| Task details |
Return every line below as is, leaving out the pictures.

| Material shown |
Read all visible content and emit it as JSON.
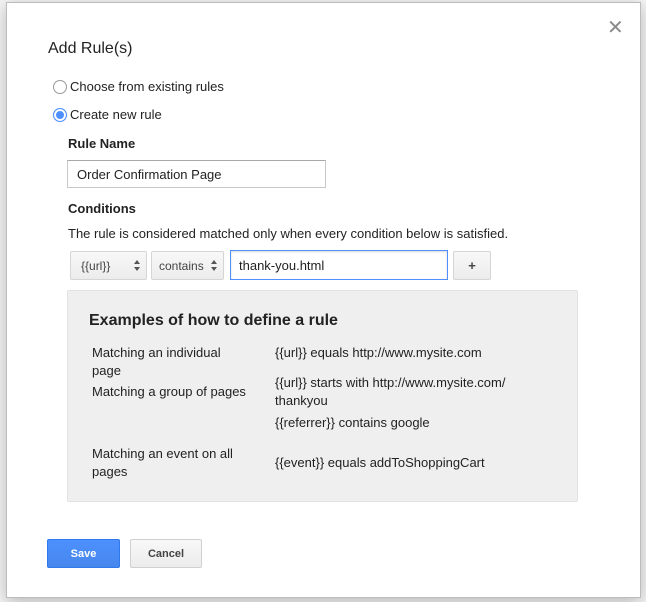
{
  "dialog": {
    "title": "Add Rule(s)",
    "close_glyph": "✕"
  },
  "mode": {
    "options": [
      {
        "label": "Choose from existing rules",
        "checked": false
      },
      {
        "label": "Create new rule",
        "checked": true
      }
    ]
  },
  "rule_name": {
    "label": "Rule Name",
    "value": "Order Confirmation Page"
  },
  "conditions": {
    "label": "Conditions",
    "description": "The rule is considered matched only when every condition below is satisfied.",
    "variable_selected": "{{url}}",
    "operator_selected": "contains",
    "value": "thank-you.html",
    "add_label": "+"
  },
  "examples": {
    "title": "Examples of how to define a rule",
    "rows": [
      {
        "label": "Matching an individual page",
        "value": "{{url}} equals http://www.mysite.com"
      },
      {
        "label": "Matching a group of pages",
        "value": "{{url}} starts with http://www.mysite.com/ thankyou",
        "value2": "{{referrer}} contains google"
      },
      {
        "label": "Matching an event on all pages",
        "value": "{{event}} equals addToShoppingCart"
      }
    ]
  },
  "actions": {
    "save_label": "Save",
    "cancel_label": "Cancel"
  },
  "colors": {
    "accent": "#4d90fe",
    "examples_bg": "#efefef"
  }
}
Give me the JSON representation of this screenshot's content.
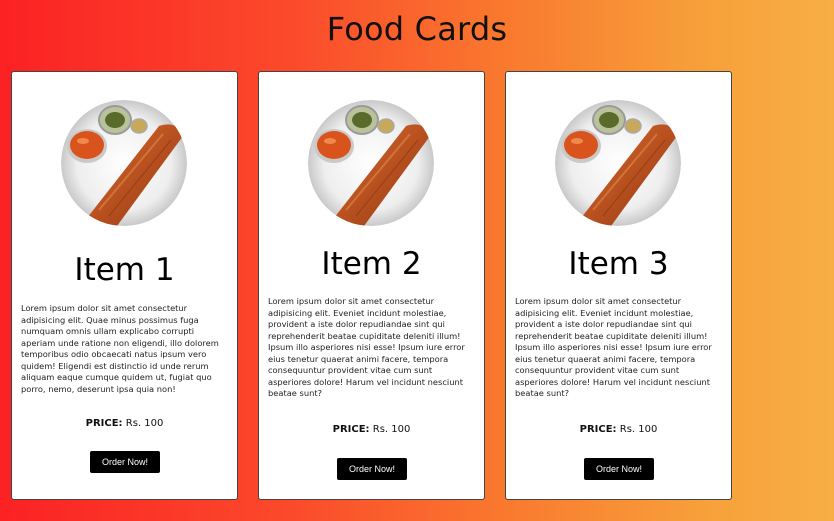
{
  "page": {
    "title": "Food Cards"
  },
  "cards": [
    {
      "title": "Item 1",
      "image": "masala-dosa-plate",
      "description": "Lorem ipsum dolor sit amet consectetur adipisicing elit. Quae minus possimus fuga numquam omnis ullam explicabo corrupti aperiam unde ratione non eligendi, illo dolorem temporibus odio obcaecati natus ipsum vero quidem! Eligendi est distinctio id unde rerum aliquam eaque cumque quidem ut, fugiat quo porro, nemo, deserunt ipsa quia non!",
      "price_label": "PRICE:",
      "price_value": "Rs. 100",
      "button_label": "Order Now!"
    },
    {
      "title": "Item 2",
      "image": "masala-dosa-plate",
      "description": "Lorem ipsum dolor sit amet consectetur adipisicing elit. Eveniet incidunt molestiae, provident a iste dolor repudiandae sint qui reprehenderit beatae cupiditate deleniti illum! Ipsum illo asperiores nisi esse! Ipsum iure error eius tenetur quaerat animi facere, tempora consequuntur provident vitae cum sunt asperiores dolore! Harum vel incidunt nesciunt beatae sunt?",
      "price_label": "PRICE:",
      "price_value": "Rs. 100",
      "button_label": "Order Now!"
    },
    {
      "title": "Item 3",
      "image": "masala-dosa-plate",
      "description": "Lorem ipsum dolor sit amet consectetur adipisicing elit. Eveniet incidunt molestiae, provident a iste dolor repudiandae sint qui reprehenderit beatae cupiditate deleniti illum! Ipsum illo asperiores nisi esse! Ipsum iure error eius tenetur quaerat animi facere, tempora consequuntur provident vitae cum sunt asperiores dolore! Harum vel incidunt nesciunt beatae sunt?",
      "price_label": "PRICE:",
      "price_value": "Rs. 100",
      "button_label": "Order Now!"
    }
  ]
}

| Task output |
Read all visible content and emit it as JSON.
{
  "dialog": {
    "title": "Add Rule(s)",
    "close_glyph": "✕"
  },
  "mode": {
    "options": [
      {
        "label": "Choose from existing rules",
        "checked": false
      },
      {
        "label": "Create new rule",
        "checked": true
      }
    ]
  },
  "rule_name": {
    "label": "Rule Name",
    "value": "Order Confirmation Page"
  },
  "conditions": {
    "label": "Conditions",
    "description": "The rule is considered matched only when every condition below is satisfied.",
    "variable_selected": "{{url}}",
    "operator_selected": "contains",
    "value": "thank-you.html",
    "add_label": "+"
  },
  "examples": {
    "title": "Examples of how to define a rule",
    "rows": [
      {
        "label": "Matching an individual page",
        "value": "{{url}} equals http://www.mysite.com"
      },
      {
        "label": "Matching a group of pages",
        "value": "{{url}} starts with http://www.mysite.com/ thankyou",
        "value2": "{{referrer}} contains google"
      },
      {
        "label": "Matching an event on all pages",
        "value": "{{event}} equals addToShoppingCart"
      }
    ]
  },
  "actions": {
    "save_label": "Save",
    "cancel_label": "Cancel"
  },
  "colors": {
    "accent": "#4d90fe",
    "examples_bg": "#efefef"
  }
}
Give me the JSON representation of this screenshot's content.
{
  "page": {
    "title": "Food Cards"
  },
  "cards": [
    {
      "title": "Item 1",
      "image": "masala-dosa-plate",
      "description": "Lorem ipsum dolor sit amet consectetur adipisicing elit. Quae minus possimus fuga numquam omnis ullam explicabo corrupti aperiam unde ratione non eligendi, illo dolorem temporibus odio obcaecati natus ipsum vero quidem! Eligendi est distinctio id unde rerum aliquam eaque cumque quidem ut, fugiat quo porro, nemo, deserunt ipsa quia non!",
      "price_label": "PRICE:",
      "price_value": "Rs. 100",
      "button_label": "Order Now!"
    },
    {
      "title": "Item 2",
      "image": "masala-dosa-plate",
      "description": "Lorem ipsum dolor sit amet consectetur adipisicing elit. Eveniet incidunt molestiae, provident a iste dolor repudiandae sint qui reprehenderit beatae cupiditate deleniti illum! Ipsum illo asperiores nisi esse! Ipsum iure error eius tenetur quaerat animi facere, tempora consequuntur provident vitae cum sunt asperiores dolore! Harum vel incidunt nesciunt beatae sunt?",
      "price_label": "PRICE:",
      "price_value": "Rs. 100",
      "button_label": "Order Now!"
    },
    {
      "title": "Item 3",
      "image": "masala-dosa-plate",
      "description": "Lorem ipsum dolor sit amet consectetur adipisicing elit. Eveniet incidunt molestiae, provident a iste dolor repudiandae sint qui reprehenderit beatae cupiditate deleniti illum! Ipsum illo asperiores nisi esse! Ipsum iure error eius tenetur quaerat animi facere, tempora consequuntur provident vitae cum sunt asperiores dolore! Harum vel incidunt nesciunt beatae sunt?",
      "price_label": "PRICE:",
      "price_value": "Rs. 100",
      "button_label": "Order Now!"
    }
  ]
}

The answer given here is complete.